> Activity
From the data below, return each line in which the string "this" is found.

> Records provided

-.-.-

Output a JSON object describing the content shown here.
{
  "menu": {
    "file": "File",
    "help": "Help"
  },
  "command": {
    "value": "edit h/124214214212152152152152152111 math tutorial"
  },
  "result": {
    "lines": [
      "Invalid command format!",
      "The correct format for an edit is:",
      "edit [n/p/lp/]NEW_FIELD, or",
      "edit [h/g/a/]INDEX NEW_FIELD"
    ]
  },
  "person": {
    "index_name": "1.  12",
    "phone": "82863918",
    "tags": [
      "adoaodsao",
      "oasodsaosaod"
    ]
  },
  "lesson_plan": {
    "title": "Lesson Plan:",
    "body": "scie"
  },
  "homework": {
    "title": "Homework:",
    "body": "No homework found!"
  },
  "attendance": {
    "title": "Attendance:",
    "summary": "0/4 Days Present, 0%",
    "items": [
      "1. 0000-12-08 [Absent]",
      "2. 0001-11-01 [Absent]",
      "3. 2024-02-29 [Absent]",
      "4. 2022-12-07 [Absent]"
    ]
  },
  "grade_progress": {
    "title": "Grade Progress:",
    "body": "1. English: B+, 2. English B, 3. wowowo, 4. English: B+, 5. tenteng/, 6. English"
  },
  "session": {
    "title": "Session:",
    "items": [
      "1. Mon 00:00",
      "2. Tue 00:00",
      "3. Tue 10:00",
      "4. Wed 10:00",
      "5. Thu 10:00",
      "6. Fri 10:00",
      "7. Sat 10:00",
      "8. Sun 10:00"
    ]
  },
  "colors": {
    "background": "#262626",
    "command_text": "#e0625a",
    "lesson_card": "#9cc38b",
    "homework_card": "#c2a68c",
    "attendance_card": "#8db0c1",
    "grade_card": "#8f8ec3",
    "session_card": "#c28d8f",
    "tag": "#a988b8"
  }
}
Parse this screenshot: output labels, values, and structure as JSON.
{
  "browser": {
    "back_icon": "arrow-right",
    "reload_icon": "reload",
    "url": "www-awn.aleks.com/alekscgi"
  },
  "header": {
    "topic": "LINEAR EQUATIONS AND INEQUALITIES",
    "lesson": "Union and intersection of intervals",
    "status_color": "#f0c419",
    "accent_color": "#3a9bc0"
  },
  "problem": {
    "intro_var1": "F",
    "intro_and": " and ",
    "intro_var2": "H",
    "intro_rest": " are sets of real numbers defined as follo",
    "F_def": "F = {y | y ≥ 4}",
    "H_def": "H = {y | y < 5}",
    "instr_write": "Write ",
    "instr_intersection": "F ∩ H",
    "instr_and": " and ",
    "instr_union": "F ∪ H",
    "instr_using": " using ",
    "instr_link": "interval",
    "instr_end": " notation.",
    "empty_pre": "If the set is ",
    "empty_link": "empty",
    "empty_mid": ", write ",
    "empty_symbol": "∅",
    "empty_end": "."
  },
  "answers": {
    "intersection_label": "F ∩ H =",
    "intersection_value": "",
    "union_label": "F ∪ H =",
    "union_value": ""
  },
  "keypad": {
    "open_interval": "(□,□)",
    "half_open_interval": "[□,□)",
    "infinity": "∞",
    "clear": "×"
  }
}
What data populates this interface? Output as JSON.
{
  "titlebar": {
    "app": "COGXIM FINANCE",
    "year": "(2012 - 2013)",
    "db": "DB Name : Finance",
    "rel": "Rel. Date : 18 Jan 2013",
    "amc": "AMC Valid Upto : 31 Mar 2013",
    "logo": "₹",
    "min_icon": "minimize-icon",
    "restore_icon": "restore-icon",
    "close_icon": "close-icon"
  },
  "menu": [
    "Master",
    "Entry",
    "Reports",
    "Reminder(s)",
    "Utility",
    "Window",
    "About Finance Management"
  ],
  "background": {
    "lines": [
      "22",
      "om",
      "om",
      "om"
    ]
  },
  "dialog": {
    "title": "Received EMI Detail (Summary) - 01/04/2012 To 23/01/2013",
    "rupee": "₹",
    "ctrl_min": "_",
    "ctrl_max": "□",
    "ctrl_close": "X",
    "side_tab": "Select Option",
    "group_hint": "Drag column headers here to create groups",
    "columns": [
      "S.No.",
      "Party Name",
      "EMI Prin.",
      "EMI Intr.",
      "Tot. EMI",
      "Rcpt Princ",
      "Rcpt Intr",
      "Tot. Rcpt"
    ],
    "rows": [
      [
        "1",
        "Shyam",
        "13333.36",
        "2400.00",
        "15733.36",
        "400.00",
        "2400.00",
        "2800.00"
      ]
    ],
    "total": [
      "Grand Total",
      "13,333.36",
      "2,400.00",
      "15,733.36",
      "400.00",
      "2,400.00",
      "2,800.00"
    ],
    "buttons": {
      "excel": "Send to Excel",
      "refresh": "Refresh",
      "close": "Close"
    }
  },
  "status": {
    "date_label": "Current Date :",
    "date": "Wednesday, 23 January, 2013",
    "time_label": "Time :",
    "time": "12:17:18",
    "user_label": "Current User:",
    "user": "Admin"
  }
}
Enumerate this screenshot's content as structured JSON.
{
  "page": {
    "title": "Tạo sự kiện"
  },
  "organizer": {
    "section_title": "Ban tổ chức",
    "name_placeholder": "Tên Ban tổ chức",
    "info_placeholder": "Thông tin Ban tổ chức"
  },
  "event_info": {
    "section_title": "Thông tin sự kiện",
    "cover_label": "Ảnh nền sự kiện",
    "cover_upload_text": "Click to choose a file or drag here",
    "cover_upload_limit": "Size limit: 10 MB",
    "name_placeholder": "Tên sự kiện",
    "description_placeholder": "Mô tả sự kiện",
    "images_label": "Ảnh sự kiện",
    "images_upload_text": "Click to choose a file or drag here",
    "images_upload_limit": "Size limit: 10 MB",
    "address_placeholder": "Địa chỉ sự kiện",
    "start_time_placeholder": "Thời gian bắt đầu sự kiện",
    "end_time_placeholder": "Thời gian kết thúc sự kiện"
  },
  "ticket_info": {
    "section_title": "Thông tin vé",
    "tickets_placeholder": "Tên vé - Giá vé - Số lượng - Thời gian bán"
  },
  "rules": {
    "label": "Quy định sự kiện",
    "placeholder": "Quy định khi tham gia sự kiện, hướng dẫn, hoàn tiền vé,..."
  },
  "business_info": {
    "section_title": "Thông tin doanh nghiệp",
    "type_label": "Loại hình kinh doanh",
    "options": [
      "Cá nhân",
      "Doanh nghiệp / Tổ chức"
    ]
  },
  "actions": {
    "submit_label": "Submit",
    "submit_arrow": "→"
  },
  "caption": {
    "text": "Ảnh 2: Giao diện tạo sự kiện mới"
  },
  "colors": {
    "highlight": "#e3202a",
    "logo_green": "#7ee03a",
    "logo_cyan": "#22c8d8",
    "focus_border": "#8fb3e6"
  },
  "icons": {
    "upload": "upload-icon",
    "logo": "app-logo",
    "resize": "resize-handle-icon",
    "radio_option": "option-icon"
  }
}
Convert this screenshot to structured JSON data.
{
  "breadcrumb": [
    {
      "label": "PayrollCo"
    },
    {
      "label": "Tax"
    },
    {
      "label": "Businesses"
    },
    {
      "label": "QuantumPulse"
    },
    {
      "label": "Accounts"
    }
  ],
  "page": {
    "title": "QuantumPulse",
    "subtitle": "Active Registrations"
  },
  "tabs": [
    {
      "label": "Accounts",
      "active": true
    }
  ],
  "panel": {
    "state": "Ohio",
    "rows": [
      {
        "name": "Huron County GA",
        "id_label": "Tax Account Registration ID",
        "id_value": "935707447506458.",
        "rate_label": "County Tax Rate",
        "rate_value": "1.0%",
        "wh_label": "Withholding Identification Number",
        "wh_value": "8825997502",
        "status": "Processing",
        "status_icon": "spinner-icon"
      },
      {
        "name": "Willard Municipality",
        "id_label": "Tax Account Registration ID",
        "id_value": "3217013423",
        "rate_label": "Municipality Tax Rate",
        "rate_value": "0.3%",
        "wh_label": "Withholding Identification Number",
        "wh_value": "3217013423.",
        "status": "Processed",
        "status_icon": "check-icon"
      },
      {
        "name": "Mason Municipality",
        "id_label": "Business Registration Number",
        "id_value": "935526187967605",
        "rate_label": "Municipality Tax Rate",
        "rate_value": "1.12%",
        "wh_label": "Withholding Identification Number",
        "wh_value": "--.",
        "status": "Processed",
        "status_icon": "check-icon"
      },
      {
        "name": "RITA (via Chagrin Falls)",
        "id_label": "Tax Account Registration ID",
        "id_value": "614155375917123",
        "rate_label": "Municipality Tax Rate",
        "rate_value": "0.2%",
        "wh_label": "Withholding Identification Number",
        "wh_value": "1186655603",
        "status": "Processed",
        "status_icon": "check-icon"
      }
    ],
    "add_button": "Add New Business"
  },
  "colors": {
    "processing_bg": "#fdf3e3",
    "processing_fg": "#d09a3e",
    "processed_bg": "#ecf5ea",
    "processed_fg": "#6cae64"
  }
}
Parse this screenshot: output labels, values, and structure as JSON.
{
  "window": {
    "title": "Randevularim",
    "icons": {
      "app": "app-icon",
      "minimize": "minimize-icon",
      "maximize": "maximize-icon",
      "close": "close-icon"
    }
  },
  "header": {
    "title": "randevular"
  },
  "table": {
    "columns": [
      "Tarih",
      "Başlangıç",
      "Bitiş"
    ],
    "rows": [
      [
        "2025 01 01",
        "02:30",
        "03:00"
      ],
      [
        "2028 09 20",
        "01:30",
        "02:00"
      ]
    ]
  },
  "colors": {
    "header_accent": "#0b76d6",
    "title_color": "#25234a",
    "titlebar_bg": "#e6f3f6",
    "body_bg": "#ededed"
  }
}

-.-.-

> Your solution
Parse this screenshot: output labels, values, and structure as JSON.
What data populates this interface? Output as JSON.
Enumerate this screenshot's content as structured JSON.
Convert this screenshot to structured JSON data.
Parse this screenshot: output labels, values, and structure as JSON.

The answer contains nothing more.